To say Christy Lee Roger’s collection ‘Reckless Unbound’ is captivating is a gross understatement. Her work is enchanting in the extreme. Its magic is evoked through blurring history and modernity, fantasy and reality, the familiar and the unknown.
Rogers is a fine art photographer from Kailua Hawaii, ‘The Paradise of the Pacific’ known for its crystal waters. The sea is integral to her work. Submerged in water, her subjects are captured at night, there and then, without the use of post-production manipulation. It’s just Rogers and her lens. These astonishing effects are generated in-camera, harnessing the refractions of light produced by the seascape setting.
The works fuse modernity with echoes of the Baroque, in which climactic emotion is encapsulated through the pure drama of the light and dark, underscored by a fluid spectrum of hues adjoining them. The broader effect of this is a startling fantastical realism. By no means is this a juxtaposition between the surreal movement of these submerged mystical figures and their very real human forms, but a concordant coexistence, magic realism. Fantasy is heightened by such realistic tangibility.
These images exude a romanticism. The ripple of cascading tulle in the final three images shown here (Nightingale, Lightness of Being and The Unending Journey), is vaguely reminiscent of the tumbling fabrics that run through the works of Delacroix. His tricolour of red, white, and blue, a symbol of liberty in revolutionary fervour. There is most certainly an element of the revolutionary in Rogers’ works that muddle distinctions between contemporary photography and painting. Her subjects are caught in this limbo of fluid fabric, tulle that appears to crinkle like it would at the surface of a painting, but with all the crispness of a digitally captured image.
The most extraordinary element of Rogers’ images is their ability to captivate. Intellectual inquisition, emotional register, and base awe, jostle alongside one another in equal measure. There is a great magnitude created by the images of these individuals submerged in this underwater world. The human form is dwarfed by its mass, its fragility heightened. But this vulnerability is coupled with strength as the bodies soften into their surroundings, becoming integral to this oceanic scene, breathing life into its darkest recesses.
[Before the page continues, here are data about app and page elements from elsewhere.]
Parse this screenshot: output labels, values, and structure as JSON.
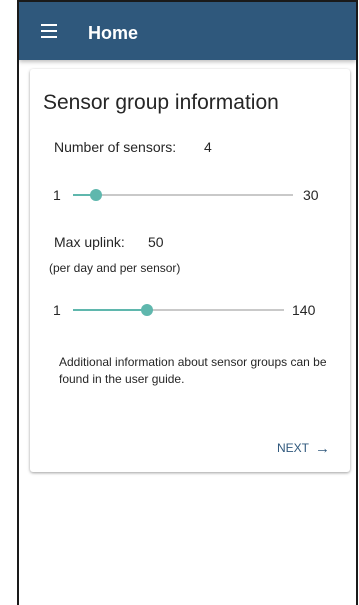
{
  "appbar": {
    "title": "Home"
  },
  "card": {
    "title": "Sensor group information",
    "sensors": {
      "label": "Number of sensors:",
      "value": "4",
      "min": "1",
      "max": "30",
      "level": 0.103
    },
    "uplink": {
      "label": "Max uplink:",
      "value": "50",
      "note": "(per day and per sensor)",
      "min": "1",
      "max": "140",
      "level": 0.353
    },
    "info": "Additional information about sensor groups can be found in the user guide.",
    "next_label": "NEXT",
    "next_arrow": "→"
  },
  "colors": {
    "appbar": "#2f587c",
    "accent": "#5fb7ad",
    "track": "#c9c9c9"
  },
  "icons": {
    "menu": "hamburger-menu-icon",
    "next": "arrow-right-icon"
  }
}
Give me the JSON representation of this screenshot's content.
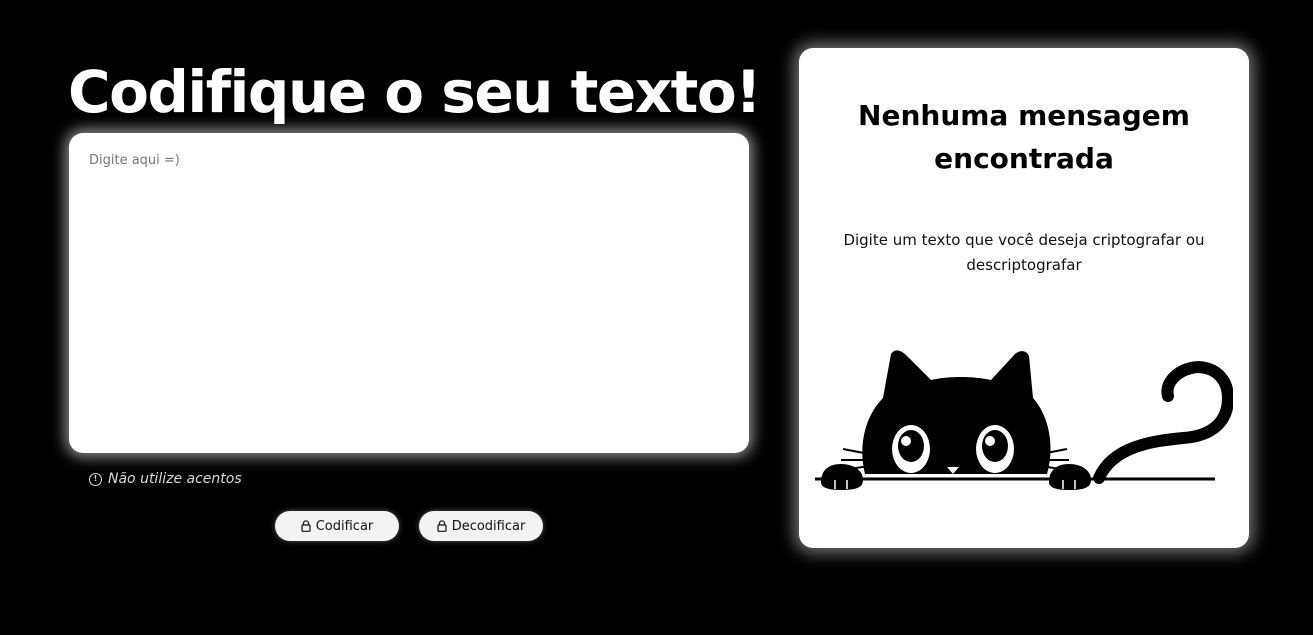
{
  "header": {
    "title": "Codifique o seu texto!"
  },
  "input": {
    "placeholder": "Digite aqui =)",
    "value": ""
  },
  "hint": {
    "icon": "info-circle-icon",
    "text": "Não utilize acentos"
  },
  "buttons": {
    "encode_label": "Codificar",
    "decode_label": "Decodificar",
    "icon": "lock-icon"
  },
  "output_panel": {
    "title": "Nenhuma mensagem encontrada",
    "description": "Digite um texto que você deseja criptografar ou descriptografar",
    "illustration": "peeking-cat-illustration"
  },
  "colors": {
    "background": "#000000",
    "card": "#ffffff",
    "button": "#f3f3f3",
    "text_dark": "#000000",
    "text_light": "#ffffff"
  }
}
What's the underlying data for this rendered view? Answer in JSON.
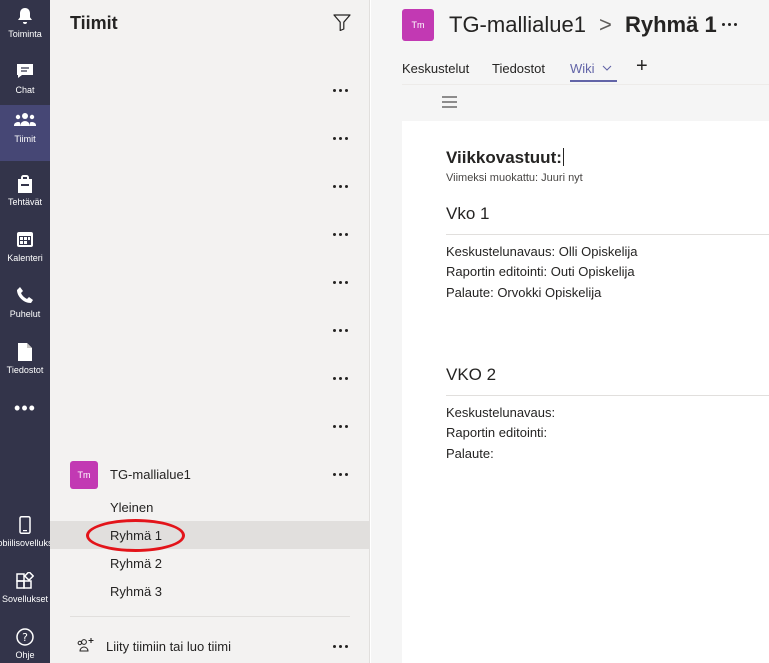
{
  "rail": {
    "items": [
      {
        "label": "Toiminta",
        "icon": "bell-icon"
      },
      {
        "label": "Chat",
        "icon": "chat-icon"
      },
      {
        "label": "Tiimit",
        "icon": "teams-icon"
      },
      {
        "label": "Tehtävät",
        "icon": "assignments-icon"
      },
      {
        "label": "Kalenteri",
        "icon": "calendar-icon"
      },
      {
        "label": "Puhelut",
        "icon": "phone-icon"
      },
      {
        "label": "Tiedostot",
        "icon": "files-icon"
      }
    ],
    "more": "•••",
    "bottom": [
      {
        "label": "Mobiilisovellukset",
        "icon": "mobile-icon"
      },
      {
        "label": "Sovellukset",
        "icon": "apps-icon"
      },
      {
        "label": "Ohje",
        "icon": "help-icon"
      }
    ]
  },
  "panel": {
    "title": "Tiimit",
    "team": {
      "avatar": "Tm",
      "name": "TG-mallialue1",
      "channels": [
        "Yleinen",
        "Ryhmä 1",
        "Ryhmä 2",
        "Ryhmä 3"
      ],
      "selected_channel": "Ryhmä 1"
    },
    "join": "Liity tiimiin tai luo tiimi"
  },
  "header": {
    "avatar": "Tm",
    "team": "TG-mallialue1",
    "separator": ">",
    "channel": "Ryhmä 1",
    "tabs": [
      "Keskustelut",
      "Tiedostot",
      "Wiki"
    ],
    "active_tab": "Wiki",
    "add": "+"
  },
  "wiki": {
    "title": "Viikkovastuut:",
    "meta": "Viimeksi muokattu: Juuri nyt",
    "sections": [
      {
        "title": "Vko 1",
        "lines": [
          "Keskustelunavaus: Olli Opiskelija",
          "Raportin editointi: Outi Opiskelija",
          "Palaute: Orvokki Opiskelija"
        ]
      },
      {
        "title": "VKO 2",
        "lines": [
          "Keskustelunavaus:",
          "Raportin editointi:",
          "Palaute:"
        ]
      }
    ]
  },
  "colors": {
    "rail": "#33344a",
    "rail_active": "#464775",
    "accent": "#6264a7",
    "avatar": "#c239b3",
    "highlight_ring": "#e3141a"
  }
}
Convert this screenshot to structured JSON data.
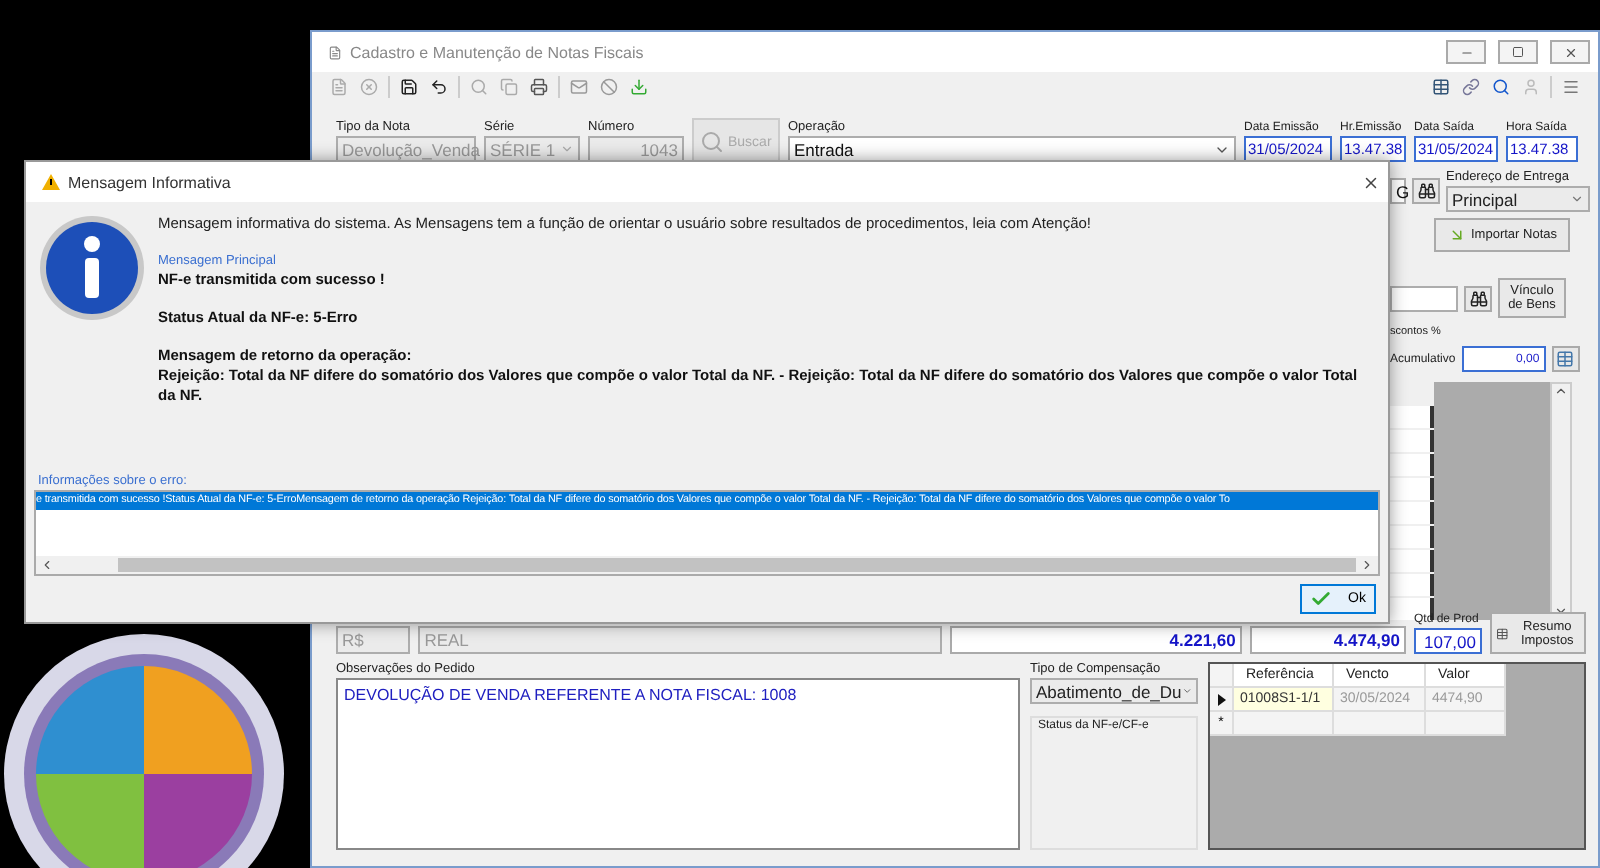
{
  "main_window": {
    "title": "Cadastro e Manutenção de Notas Fiscais",
    "header_fields": [
      {
        "label": "Tipo da Nota",
        "value": "Devolução_Venda",
        "kind": "select",
        "disabled": true
      },
      {
        "label": "Série",
        "value": "SÉRIE 1",
        "kind": "select",
        "disabled": true
      },
      {
        "label": "Número",
        "value": "1043",
        "kind": "number",
        "disabled": true
      }
    ],
    "search_button": {
      "label": "Buscar",
      "disabled": true
    },
    "operation": {
      "label": "Operação",
      "value": "Entrada"
    },
    "date_fields": [
      {
        "label": "Data Emissão",
        "value": "31/05/2024"
      },
      {
        "label": "Hr.Emissão",
        "value": "13.47.38"
      },
      {
        "label": "Data Saída",
        "value": "31/05/2024"
      },
      {
        "label": "Hora Saída",
        "value": "13.47.38"
      }
    ],
    "partial_field": {
      "value": "G"
    },
    "delivery": {
      "label": "Endereço de Entrega",
      "value": "Principal"
    },
    "import_button": "Importar Notas",
    "link_button": "Vínculo de Bens",
    "discount_label": "scontos %",
    "cumulative": {
      "label": "Acumulativo",
      "value": "0,00"
    },
    "currency": {
      "symbol": "R$",
      "name": "REAL"
    },
    "totals": [
      "4.221,60",
      "4.474,90"
    ],
    "quantity": {
      "label": "Qtd de Prod",
      "value": "107,00"
    },
    "tax_button": "Resumo Impostos",
    "notes": {
      "label": "Observações do Pedido",
      "text": "DEVOLUÇÃO DE VENDA REFERENTE A NOTA FISCAL: 1008"
    },
    "compensation": {
      "label": "Tipo de Compensação",
      "value": "Abatimento_de_Du"
    },
    "status_group": {
      "label": "Status da NF-e/CF-e"
    },
    "installments": {
      "columns": [
        "Referência",
        "Vencto",
        "Valor"
      ],
      "rows": [
        {
          "cells": [
            "01008S1-1/1",
            "30/05/2024",
            "4474,90"
          ],
          "selected": true
        }
      ],
      "new_row_marker": "*"
    }
  },
  "dialog": {
    "title": "Mensagem Informativa",
    "intro": "Mensagem informativa do sistema. As Mensagens tem a função de orientar o usuário sobre resultados de procedimentos, leia com Atenção!",
    "main_label": "Mensagem Principal",
    "paragraphs": [
      [
        "NF-e transmitida com sucesso !"
      ],
      [
        "Status Atual da NF-e: 5-Erro"
      ],
      [
        "Mensagem de retorno da operação:",
        "Rejeição: Total da NF difere do somatório dos Valores que compõe o valor Total da NF. - Rejeição: Total da NF difere do somatório dos Valores que compõe o valor Total da NF."
      ]
    ],
    "details_label": "Informações sobre o erro:",
    "details": [
      {
        "text": "e transmitida com sucesso !Status Atual da NF-e: 5-ErroMensagem de retorno da operação Rejeição: Total da NF difere do somatório dos Valores que compõe o valor Total da NF. - Rejeição: Total da NF difere do somatório dos Valores que compõe o valor To",
        "selected": true
      }
    ],
    "ok_button": "Ok"
  }
}
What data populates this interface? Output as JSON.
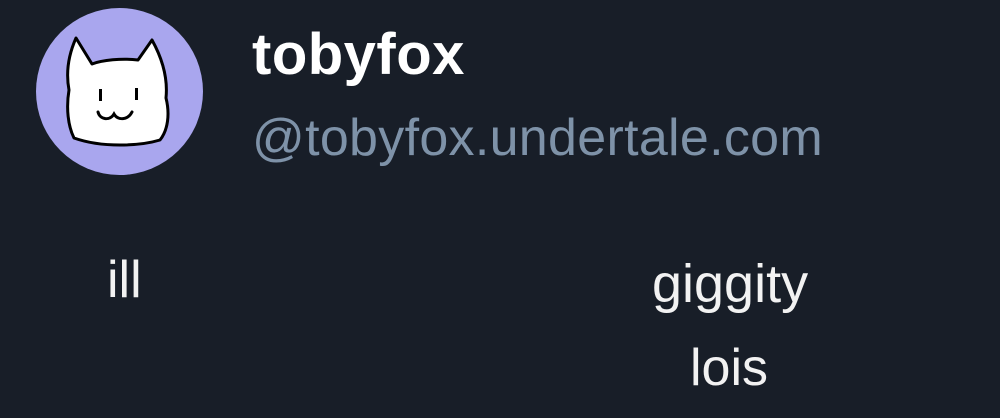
{
  "profile": {
    "display_name": "tobyfox",
    "handle": "@tobyfox.undertale.com",
    "avatar_icon": "white-cat-drawing-icon",
    "avatar_bg_color": "#a9a6ee"
  },
  "post": {
    "words": {
      "ill": "ill",
      "giggity": "giggity",
      "lois": "lois"
    }
  },
  "colors": {
    "background": "#181e28",
    "name": "#ffffff",
    "handle": "#7e92a8",
    "text": "#f2f2f2"
  }
}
Rogers’ Reckless Unbound is currently housed at Longleat House in Bath and is well worth the trip alone. However the House is also home to Renaissance gems of the Italian masters, Titan’s Rest on the flight into Egypt, stolen in 1995 and then recovered in 2002, and boasts one of the largest collections of books in the country housing forty thousand books across its seven libraries. A house and gardens ticket is £15.50 – worth the extra pennies as the grounds are stunning! (All photos from artandopinion)